Photo courtesy of Star Trek Timelines.

Photo courtesy of Star Trek Timelines.

What is the biggest thing you want fans to be aware of coming of Star Trek: Mission New York’s 50th Anniversary show?

David: We talked about the storytelling and one of the things I found really interesting is telling new Star Trek stories but I’m not particularly interested in telling my own story. When I talked about the people, like a gentleman that just walked up to us in a general Cardassian outfit, there’s no specific character for that – I don’t know what that is, but that is a thing he loves and is embodying. In the same way, we have these stories and novels that aren’t a part of the official Star Trek but people have taken this on and they have created extended stories of their favorite characters. What I think we have the opportunity to do moving on is a collaborative storytelling system. Right now, we have am event going on called the Battle for New York which is a play on an existing Enterprise episode and the idea is the players can pick one of three factions in the game to support. All these factions are trying to accomplish the same overall goal, they are all trying to save Captain Archer and make sure the Federation is formed. But each of the three factions if given the opportunity might change things a little bit. We want players to look forward to do that, engage in the story, and fill in the blanks. We set up the problem, they resolve it. We take how they play, who they chose to use, and the other ways they answer questions to conclude the story.

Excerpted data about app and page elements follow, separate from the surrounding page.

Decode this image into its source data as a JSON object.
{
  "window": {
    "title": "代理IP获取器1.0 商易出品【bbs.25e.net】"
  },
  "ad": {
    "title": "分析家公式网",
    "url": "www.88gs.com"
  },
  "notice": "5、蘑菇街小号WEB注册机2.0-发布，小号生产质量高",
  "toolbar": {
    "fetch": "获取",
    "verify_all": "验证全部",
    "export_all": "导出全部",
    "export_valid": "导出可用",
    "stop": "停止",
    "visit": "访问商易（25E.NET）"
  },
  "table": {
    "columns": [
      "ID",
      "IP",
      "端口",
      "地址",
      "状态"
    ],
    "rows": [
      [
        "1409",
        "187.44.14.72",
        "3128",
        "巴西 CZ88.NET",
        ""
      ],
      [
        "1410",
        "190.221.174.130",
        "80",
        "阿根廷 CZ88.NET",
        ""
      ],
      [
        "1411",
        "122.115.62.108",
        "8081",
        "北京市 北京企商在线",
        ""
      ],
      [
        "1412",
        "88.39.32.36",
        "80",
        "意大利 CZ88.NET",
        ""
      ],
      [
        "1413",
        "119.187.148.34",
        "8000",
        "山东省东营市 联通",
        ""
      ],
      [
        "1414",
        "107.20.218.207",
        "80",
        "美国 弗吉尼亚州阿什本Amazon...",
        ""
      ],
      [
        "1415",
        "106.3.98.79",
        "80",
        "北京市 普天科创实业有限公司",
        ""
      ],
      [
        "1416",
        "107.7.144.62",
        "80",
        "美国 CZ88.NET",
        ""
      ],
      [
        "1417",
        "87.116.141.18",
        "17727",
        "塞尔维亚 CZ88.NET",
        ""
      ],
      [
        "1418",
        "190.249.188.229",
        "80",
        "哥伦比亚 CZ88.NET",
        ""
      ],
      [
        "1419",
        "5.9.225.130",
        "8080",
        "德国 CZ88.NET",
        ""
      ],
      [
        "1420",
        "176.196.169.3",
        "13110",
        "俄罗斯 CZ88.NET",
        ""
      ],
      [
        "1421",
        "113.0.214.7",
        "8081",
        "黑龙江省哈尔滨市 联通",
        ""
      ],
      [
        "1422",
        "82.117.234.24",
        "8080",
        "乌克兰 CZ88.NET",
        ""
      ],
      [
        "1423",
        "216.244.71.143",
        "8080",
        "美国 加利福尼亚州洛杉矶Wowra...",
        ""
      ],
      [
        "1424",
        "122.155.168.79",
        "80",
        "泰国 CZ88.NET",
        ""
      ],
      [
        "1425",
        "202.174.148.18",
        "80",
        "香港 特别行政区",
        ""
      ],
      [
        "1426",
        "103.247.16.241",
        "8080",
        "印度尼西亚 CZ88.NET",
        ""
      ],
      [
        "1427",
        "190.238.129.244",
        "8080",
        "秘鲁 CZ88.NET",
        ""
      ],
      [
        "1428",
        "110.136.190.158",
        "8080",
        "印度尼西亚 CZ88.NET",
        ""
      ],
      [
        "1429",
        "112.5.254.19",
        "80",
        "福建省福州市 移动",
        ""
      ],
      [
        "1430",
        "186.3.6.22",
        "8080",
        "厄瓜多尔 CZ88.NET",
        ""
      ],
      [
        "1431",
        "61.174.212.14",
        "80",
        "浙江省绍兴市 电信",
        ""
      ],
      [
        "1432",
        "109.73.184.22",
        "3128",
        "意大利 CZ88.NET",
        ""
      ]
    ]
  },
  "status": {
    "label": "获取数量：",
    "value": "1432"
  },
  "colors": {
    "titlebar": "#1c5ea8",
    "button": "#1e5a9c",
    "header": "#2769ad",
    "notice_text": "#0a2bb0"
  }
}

Similar to an algorithm?

David: We’re not at that point. It’s literally watching them play, sending out emails, polls and asking things like ‘what would you do in this scenario?’ They put that out there, we write that into the story, the content, the characters and it basically feeds into itself. The more that we work on these systems; the more we can create an algorithm and put that into the game. The goal a year from now to have players come into the game not only for the nostalgia but also for the other Star Trek stories that they hear people care about. I would love for the community to create a new version of an existing character, and see a cosplayer. That would be incredible.

What makes the game unique and really itself?

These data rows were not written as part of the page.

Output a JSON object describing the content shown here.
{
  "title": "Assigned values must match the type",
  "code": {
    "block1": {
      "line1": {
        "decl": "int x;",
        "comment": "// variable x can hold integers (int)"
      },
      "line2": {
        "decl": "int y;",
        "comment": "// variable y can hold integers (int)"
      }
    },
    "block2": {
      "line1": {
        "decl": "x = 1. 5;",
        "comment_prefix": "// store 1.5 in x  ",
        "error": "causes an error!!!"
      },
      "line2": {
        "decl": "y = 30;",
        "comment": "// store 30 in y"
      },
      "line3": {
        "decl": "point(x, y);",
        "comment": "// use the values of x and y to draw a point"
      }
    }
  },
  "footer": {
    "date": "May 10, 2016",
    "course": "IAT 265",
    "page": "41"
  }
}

David: I think the very premise of the game, collapsing 50 years of Star Trek, the players can create these unique crews from their own shows. It’s a thing people love here at the convention. They love seeing the original actors next to the later series actors. We’re just creating a game where people can interact together.

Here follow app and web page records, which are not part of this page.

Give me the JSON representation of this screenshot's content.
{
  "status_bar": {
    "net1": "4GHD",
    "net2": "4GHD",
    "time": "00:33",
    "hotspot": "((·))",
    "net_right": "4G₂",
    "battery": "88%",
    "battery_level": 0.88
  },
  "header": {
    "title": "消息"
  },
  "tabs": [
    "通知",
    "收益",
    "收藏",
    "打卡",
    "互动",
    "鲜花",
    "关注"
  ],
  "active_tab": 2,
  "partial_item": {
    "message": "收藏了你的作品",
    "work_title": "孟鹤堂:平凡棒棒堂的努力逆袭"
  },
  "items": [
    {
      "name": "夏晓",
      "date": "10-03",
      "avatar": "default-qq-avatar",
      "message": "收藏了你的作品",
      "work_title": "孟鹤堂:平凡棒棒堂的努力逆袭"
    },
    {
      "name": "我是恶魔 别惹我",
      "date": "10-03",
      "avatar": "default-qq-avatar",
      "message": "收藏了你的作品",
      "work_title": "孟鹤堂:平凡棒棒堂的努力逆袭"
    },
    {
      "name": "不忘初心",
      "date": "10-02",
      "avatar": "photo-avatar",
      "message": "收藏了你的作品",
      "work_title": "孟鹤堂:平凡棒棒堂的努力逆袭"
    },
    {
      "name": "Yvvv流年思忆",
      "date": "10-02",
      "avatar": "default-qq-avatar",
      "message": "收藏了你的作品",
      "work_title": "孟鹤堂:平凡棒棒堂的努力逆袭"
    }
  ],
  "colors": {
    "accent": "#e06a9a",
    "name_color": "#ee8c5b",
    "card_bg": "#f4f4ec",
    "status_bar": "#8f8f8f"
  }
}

Is there a Star Trek moment that stands out to you that’s in the game or you want to put in the game?

David: Yes, there’s a pretty famous episode of Deep Space 9 called ‘In the Pale Moonlight,’ and it goes back to that moral gray area. In that series there’s a big galactic war going on, the Captain, Captain Sisko is tasked with defending everyone. That weighs heavy on him. He has the opportunity have a pretty big victory, to bring in the Romulans, who sort of stay out. The way that he does it, he goes to a former spy, who may be duplicitous and they actually orchestrate an assassination. This is a Starfleet captain, who turns a blind eye, he makes a bunch of comprises, and the end result is a foreign diplomat is assassinated. There is a great moment in that episode where he looks right at the camera and questions himself. He’s doing his diary and he keeps repeating something along the lines of ‘I can live with that.’ That was a pretty different moment in Star Trek and I’d like to capture a very strong man at his worst, that was making a pretty big self-sacrifice.